2.2.9 Making Single-Threaded Code Multithreaded 116
2.3 INTERPROCESS COMMUNICATION 119
2.3.1 Race Conditions 119
2.3.2 Critical Regions 121
2.3.3 Mutual Exclusion with Busy Waiting 122
2.3.4 Sleep and Wakeup 127
2.3.5 Semaphores 130
2.3.6 Mutexes 132
2.3.7 Monitors 137
2.3.8 Message Passing 144
2.3.9 Barriers 146
2.3.10 Avoiding Locks: Read-Copy-Update 148
2.4 SCHEDULING 149
2.4.1 Introduction to Scheduling 150
2.4.2 Scheduling in Batch Systems 156
2.4.3 Scheduling in Interactive Systems 158
2.4.4 Scheduling in Real-Time Systems 164
2.4.5 Policy Versus Mechanism 165
2.4.6 Thread Scheduling 166
2.5 CLASSICAL IPC PROBLEMS 167
2.5.1 The Dining Philosophers Problem 167
2.5.2 The Readers and Writers Problem 171
2.6 RESEARCH ON PROCESSES AND THREADS 172
2.7 SUMMARY 173
CHAPTER 3 "MEMORY MANAGEMENT"
3.1 NO MEMORY ABSTRACTION 182
3.2 A MEMORY ABSTRACTION: ADDRESS SPACES 185
3.2.1 The Notion of an Address Space 186
3.2.2 Swapping 187
3.2.3 Managing Free Memory 190
Modern Operating Systems, Fourth Edition, is intended for introductory courses in Operating Systems in Computer Science, Computer Engineering, and Electrical Engineering programs.
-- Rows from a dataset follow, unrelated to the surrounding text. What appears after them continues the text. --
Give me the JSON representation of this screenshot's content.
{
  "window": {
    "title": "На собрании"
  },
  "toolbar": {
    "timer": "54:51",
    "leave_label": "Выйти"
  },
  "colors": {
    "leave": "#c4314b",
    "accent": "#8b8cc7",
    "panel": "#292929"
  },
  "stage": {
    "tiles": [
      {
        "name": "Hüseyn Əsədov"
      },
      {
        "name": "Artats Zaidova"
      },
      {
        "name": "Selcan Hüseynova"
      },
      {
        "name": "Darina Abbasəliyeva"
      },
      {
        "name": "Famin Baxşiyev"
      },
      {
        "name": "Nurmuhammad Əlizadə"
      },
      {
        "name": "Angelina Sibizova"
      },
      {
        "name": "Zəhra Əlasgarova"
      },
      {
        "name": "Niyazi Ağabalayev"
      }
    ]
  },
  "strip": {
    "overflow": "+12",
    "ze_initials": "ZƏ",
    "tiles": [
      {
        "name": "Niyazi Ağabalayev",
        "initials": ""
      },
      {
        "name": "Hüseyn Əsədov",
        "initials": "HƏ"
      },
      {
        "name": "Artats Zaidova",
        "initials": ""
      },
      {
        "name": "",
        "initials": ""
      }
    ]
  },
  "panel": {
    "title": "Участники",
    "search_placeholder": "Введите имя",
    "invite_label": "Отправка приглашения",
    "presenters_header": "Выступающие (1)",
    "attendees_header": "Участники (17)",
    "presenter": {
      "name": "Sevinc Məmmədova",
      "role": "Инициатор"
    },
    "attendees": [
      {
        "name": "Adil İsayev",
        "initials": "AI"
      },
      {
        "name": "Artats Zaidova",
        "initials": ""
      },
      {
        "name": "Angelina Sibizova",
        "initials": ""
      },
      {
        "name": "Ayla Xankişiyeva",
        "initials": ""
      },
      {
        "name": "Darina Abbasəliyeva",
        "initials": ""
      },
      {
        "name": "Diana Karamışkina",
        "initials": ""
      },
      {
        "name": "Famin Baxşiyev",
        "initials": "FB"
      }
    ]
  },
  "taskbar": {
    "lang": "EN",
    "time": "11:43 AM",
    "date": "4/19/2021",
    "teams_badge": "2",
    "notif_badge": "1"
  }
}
The widely anticipated revision of this worldwide best-seller incorporates the latest developments in operating systems (OS) technologies. The Fourth Edition includes up-to-date materials on relevant OS. Tanenbaum also provides information on current research based on his experience as an operating systems researcher. Modern Operating Systems, Third Edition was the recipient of the 2010 McGuffey Longevity Award. The McGuffey Longevity Award recognizes textbooks whose excellence has been demonstrated over time. Teaching and Learning Experience This program will provide a better teaching and learning experience - for you and your students. It will help: Provide Practical Detail on the Big Picture Concepts: A clear and entertaining writing style outlines the concepts every OS designer needs to master. Keep Your Course Current: This edition includes information on the latest OS technologies and developments Enhance Learning with Student and Instructor Resources: Students will gain hands-on experience using the simulation exercises and lab experiments.
- Verlag: Pearson
- 4th, rev. ed.
- Seitenzahl: 1136
- Erscheinungstermin: 18. September 2014
- Abmessung: 233mm x 177mm x 45mm
- Gewicht: 1666g
- ISBN-13: 9781292061429
- ISBN-10: 1292061421
- Artikelnr.: 41568222